There’s promise that blood tests could someday predict dementia as much as a decade before the disease strikes: Early detection could lead to effective prevention.
More than one blood test has emerged promising to catch signs of Alzheimer’s disease, the most common form of dementia, before symptoms appear. Early detection, researchers hope, could lead to prevention. So the earlier, the better.
One test, based on fats in the bloodstream, may catch the signs within three years of onset, with 90 percent accuracy. Another looks at blood proteins, and catches onset up to a year of advance with similar accuracy.
To push detection earlier, researchers have focused on one protein, IRS-1, important in how the brain monitors insulin. One form of it is inactive and another form is active. In early research, participants who had more of the inactive and less of the active form of IRS-1 eventually developed Alzheimer’s.

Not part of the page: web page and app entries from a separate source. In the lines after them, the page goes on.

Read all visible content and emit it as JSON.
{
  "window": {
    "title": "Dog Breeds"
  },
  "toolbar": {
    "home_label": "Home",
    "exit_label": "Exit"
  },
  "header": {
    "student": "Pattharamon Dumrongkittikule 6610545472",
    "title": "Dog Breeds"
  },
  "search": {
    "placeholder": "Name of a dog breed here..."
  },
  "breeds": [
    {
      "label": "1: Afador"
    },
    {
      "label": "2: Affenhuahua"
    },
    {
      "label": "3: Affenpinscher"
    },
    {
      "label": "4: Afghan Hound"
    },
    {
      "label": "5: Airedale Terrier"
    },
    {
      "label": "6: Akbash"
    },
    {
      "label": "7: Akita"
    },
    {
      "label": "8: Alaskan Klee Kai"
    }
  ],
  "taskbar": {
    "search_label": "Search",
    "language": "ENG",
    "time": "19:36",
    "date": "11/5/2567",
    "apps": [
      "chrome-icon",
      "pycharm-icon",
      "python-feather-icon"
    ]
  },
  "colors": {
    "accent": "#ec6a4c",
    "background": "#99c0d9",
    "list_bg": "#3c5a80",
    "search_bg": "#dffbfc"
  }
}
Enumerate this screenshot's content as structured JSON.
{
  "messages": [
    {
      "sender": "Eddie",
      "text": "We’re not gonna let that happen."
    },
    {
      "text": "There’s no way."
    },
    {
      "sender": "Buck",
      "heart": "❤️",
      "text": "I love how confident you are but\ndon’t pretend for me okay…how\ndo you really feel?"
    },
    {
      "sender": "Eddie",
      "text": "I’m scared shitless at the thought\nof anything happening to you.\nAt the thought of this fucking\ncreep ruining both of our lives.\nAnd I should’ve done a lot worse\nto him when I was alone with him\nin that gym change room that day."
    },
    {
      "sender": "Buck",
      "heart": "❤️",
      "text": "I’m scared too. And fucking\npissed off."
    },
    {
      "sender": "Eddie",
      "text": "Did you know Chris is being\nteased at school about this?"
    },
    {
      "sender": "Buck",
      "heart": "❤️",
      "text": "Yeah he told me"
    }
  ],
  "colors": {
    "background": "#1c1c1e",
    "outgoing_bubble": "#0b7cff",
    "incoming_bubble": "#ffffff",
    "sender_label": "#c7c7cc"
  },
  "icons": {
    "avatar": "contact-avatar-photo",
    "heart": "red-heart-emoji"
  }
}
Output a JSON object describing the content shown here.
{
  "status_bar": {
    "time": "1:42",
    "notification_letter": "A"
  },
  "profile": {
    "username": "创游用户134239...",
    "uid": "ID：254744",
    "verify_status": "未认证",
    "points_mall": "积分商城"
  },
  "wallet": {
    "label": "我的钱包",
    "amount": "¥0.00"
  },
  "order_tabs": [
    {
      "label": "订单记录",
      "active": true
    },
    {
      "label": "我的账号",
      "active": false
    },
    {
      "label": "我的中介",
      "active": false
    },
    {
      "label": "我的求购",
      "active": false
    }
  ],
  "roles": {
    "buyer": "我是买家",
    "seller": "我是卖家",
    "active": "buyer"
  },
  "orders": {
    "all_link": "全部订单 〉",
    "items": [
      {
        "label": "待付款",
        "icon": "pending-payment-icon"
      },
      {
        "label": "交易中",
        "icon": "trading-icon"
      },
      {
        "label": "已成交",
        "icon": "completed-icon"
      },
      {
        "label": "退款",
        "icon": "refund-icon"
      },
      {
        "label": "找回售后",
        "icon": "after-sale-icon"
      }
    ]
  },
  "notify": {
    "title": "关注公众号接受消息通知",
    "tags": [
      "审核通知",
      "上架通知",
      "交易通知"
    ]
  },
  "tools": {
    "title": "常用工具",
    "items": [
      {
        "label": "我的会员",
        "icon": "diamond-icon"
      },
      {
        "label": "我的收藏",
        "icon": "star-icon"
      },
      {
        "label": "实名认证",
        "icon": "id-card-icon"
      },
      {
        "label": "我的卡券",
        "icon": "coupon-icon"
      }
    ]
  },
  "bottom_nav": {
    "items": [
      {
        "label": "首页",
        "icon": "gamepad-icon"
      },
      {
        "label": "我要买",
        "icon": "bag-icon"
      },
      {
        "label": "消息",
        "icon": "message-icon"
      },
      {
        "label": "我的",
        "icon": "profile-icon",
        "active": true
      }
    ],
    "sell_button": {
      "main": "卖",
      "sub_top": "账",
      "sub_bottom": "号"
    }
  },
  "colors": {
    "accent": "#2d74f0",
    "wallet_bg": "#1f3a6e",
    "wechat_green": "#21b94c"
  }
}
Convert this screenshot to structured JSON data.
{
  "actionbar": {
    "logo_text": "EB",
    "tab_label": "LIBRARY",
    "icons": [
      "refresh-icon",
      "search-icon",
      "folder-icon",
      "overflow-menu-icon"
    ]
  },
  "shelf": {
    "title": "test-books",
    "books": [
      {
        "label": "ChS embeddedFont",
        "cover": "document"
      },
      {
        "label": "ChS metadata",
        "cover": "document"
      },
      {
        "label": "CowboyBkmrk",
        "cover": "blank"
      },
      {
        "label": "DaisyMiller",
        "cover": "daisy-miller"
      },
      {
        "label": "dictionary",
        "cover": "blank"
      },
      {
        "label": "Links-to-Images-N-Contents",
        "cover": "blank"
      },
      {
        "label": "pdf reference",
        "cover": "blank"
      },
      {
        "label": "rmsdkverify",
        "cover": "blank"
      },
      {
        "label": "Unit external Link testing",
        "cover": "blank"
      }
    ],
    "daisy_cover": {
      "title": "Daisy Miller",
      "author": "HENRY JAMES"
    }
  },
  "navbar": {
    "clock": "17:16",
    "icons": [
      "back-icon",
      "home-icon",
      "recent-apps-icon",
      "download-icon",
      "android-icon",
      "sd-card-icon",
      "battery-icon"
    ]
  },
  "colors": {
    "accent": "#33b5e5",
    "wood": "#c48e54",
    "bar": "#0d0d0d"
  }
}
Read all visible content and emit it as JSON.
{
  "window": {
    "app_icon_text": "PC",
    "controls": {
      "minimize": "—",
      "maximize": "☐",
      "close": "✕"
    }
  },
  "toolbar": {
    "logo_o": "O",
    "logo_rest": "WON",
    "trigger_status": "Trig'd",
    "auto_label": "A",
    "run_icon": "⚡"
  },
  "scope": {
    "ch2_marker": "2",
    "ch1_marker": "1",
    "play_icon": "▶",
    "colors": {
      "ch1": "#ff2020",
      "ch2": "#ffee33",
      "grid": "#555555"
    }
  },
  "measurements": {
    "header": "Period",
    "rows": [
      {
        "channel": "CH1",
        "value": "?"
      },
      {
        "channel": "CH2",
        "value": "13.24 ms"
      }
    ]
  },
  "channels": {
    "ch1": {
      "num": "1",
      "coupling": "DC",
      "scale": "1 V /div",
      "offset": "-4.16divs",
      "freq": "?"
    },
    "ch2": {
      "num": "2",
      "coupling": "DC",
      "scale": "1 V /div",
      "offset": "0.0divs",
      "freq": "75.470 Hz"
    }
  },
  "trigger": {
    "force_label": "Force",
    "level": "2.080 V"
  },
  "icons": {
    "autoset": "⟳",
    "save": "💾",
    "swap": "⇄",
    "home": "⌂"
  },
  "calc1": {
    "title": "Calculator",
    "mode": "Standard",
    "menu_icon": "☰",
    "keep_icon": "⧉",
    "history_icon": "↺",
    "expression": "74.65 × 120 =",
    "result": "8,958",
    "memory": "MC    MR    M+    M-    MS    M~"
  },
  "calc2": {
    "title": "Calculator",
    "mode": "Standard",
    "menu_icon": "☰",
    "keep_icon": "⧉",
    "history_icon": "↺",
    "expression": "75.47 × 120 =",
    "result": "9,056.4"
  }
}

Researchers looked at frozen blood samples taken up to 10 years before an Alzheimer’s diagnosis. Based on clues from IRS-1, researchers could tell in every case which samples came from someone with Alzheimer’s. That’s right ― this test caught the disease as early as a decade in advance.
You’ll recognize insulin as the hormone people with diabetes take to manage their blood sugar. The connection between insulin and Alzheimer’s has led some scientists to think of it as type 3 diabetes, or diabetes of the brain. In type I diabetes, your body produces no insulin at all; in type 2 diabetes, the pancreas does produce insulin but not enough, or your body has developed a resistance to insulin so it needs more than the usual amount. In type 3, chronic insulin resistance leads to a shortage of insulin in the brain.
Another blood test promises to show when a patient already has Alzheimer’s, so it could be used to confirm a diagnosis based on early symptoms
These tests are not completely established or available commercially, but the company that developed the IRS-1 test won its first patent in 2018.
The hope is that if the tests go into use, doctors could instruct patients how they can push off the disease. In fact, they may benefit from drugs already in use to treat or push off insulin resistance.
In the meantime, you’re not alone if you worry that memory lapses will turn into disabling dementia. Your best move is to do everything you can to be healthy. In a 2015 randomized controlled trial, the gold standard of research, older adults had less mental decline over two years if they ate healthily, exercised regularly, and took part in social events.
It’s also a good idea to keep learning new things — for instance, a new language. But look for real-life learning opportunities. Computer- or video-based exercises can sharpen your attention and ability to respond quickly — but you might simply get better at the game. Your goal should be to improve your attention and response times when you’re active — for instance, when working, driving, playing sports, or minding children and elders.
September 18, 2019
Janet O’Dell RN